Scott KB0FHP writes:
What dimensions are best - 5/16 or 1/4 wave? Both are indicated in the
What is simpler to match?
George K8GG writes:
The easiest method to get 50 ohms is to make a 1/4 wl Inverted-L,
and ignore the SWR at the feedpoint, feed it directly with good quality 50
ohm coaxial cable into the shack and then use an L-network antenna tuner
to match the impedance at the shack end of the coaxial cable to 50
ohms. TenTec model 229 or 238
antenna tuners, or some of the military surplus L-network antenna tuners
work very well for this application.
There will be very little loss from SWR in the coaxial cable at 1.8
George, I agree with you completely. First, let me add a supporting argument
for the 1/4 wl inverted L.
Since the inverted-L will require a matching network whether it is 5/16 or 1/4
wl, that leaves us using other factors to decide which length to use. To
increase the DX performance of the antenna, you want to maximize the low angle
radiation. We know that the current in an antenna element is what causes
radiation, not the voltage. With the 1/4 wl antenna, you get the maximum
current at the feedpoint. Obviously, and as is indicated in the literature,
this typical 1/4 wl inverted-L will have alot more radiation coming from the
vertical portion than coming from the horizontal portion, as the highest
percentage of current is located there. By increasing the length of the
inverted L to 5/16 wl, you move the current maxima up the antenna. If you kept
lengthening the antenna, you would eventually get the current maxima to
the junction of the vertical and horizontal parts. In this case the

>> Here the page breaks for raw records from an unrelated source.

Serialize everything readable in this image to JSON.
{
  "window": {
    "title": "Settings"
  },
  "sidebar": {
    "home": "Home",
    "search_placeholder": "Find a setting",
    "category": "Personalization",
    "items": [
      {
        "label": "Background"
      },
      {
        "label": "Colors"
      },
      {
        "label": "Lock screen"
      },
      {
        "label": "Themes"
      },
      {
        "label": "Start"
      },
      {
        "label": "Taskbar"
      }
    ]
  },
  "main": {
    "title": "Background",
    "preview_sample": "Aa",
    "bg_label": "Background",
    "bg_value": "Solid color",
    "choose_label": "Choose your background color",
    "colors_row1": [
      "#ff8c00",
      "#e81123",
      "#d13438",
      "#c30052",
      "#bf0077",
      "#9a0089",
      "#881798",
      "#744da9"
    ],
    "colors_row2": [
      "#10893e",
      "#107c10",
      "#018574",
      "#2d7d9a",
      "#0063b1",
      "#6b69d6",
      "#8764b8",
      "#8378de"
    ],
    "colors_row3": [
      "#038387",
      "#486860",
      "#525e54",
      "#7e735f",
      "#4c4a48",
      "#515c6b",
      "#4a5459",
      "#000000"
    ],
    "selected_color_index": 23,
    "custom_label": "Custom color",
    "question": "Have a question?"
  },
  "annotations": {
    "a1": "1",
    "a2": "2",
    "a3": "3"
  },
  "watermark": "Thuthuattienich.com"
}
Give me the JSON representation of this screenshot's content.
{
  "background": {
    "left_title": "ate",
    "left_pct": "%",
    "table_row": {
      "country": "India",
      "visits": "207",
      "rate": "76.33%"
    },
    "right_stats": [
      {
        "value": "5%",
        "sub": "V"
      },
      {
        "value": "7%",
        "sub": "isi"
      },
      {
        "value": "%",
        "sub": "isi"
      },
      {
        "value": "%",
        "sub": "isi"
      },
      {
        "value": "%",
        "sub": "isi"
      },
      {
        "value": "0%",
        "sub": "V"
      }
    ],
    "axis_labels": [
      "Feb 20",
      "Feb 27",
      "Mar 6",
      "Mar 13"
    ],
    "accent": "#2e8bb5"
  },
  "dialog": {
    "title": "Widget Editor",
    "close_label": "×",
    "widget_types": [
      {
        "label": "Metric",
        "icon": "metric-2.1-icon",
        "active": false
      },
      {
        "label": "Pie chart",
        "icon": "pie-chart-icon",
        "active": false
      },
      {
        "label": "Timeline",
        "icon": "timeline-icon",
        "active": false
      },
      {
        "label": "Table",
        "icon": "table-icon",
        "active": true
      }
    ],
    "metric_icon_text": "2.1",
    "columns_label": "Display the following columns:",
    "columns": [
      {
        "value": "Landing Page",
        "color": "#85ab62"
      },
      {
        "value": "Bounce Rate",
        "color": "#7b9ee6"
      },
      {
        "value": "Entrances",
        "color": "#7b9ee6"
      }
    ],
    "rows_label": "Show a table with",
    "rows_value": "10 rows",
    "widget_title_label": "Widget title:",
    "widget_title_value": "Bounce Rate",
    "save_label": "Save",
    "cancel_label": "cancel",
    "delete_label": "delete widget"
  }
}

horizontal part would have as much current and radiate as much as the vertical
part. So by lengthening the antenna over 1/4 wl, you decrease the percentage
the total antenna current that is flowing in the vertical portion from the 1/4
wl case. This isn't what we want. We want maximum current flowing in
the vertical portion for improved DX performance. By using a 1/4 wave
inverted-L over a 5/16 wave inverted-L, you gain some low angle radiation for
that hard DX path, at the expense of a bit of high angle radiation for
stateside, where the signals are always way stronger. This few extra dB can
serve you much better in working DX than for working stateside. My 1/4 wave
still does fine stateside, and performed well in ARRL 160 last winter.
Second, my reasoning for matching at the shack as George suggests instead of
matching at the antenna:
Say for a long 1000ft. run of RG-213, you will only lose an additional .35 dB
for a 2:1 SWR at 1.8 Mhz. I don't imagine that your run will be nearly this
long. This kind of loss is neglible.
You don't have to bother weather proofing your matching network.
After laying radials all day, when you are ready to tune up the antenna and try
it out, sitting there in your ham shack tuning the network sure beats being out
at the antenna feedpoint on the ground doing it. (Don't ask me how I know
If you have problems this winter with the network, do you want to be out in the
cold troubleshooting it, or in your warm shack sitting down with a cup of
at your workbench?
I believe all this is worth losing an extra fraction of a dB in the coax.
The attached picture shows the network I use. Its values were calculated with
ARRL's TLW (Transmission Line for Windows) that came with the Antenna Book,
and the coax length was taken into account. I determined the exact values with
a variable capacitor and a clip lead jumper on the inductor and replaced them
with set-value components to save space. All of these parts are out of my
junkbox, and it was built in an afternoon. Ignore the relay. It is simply a
bypass switch for the network, so I can take it out when using my L on other
bands (it is trapped). Note: The inductor stock is homebrew patterned after a
recent article in QST by Barry Shackleford, W6YE.
73 and GL,
UR RST IS ... ... ..9 QSB QSB - hw? BK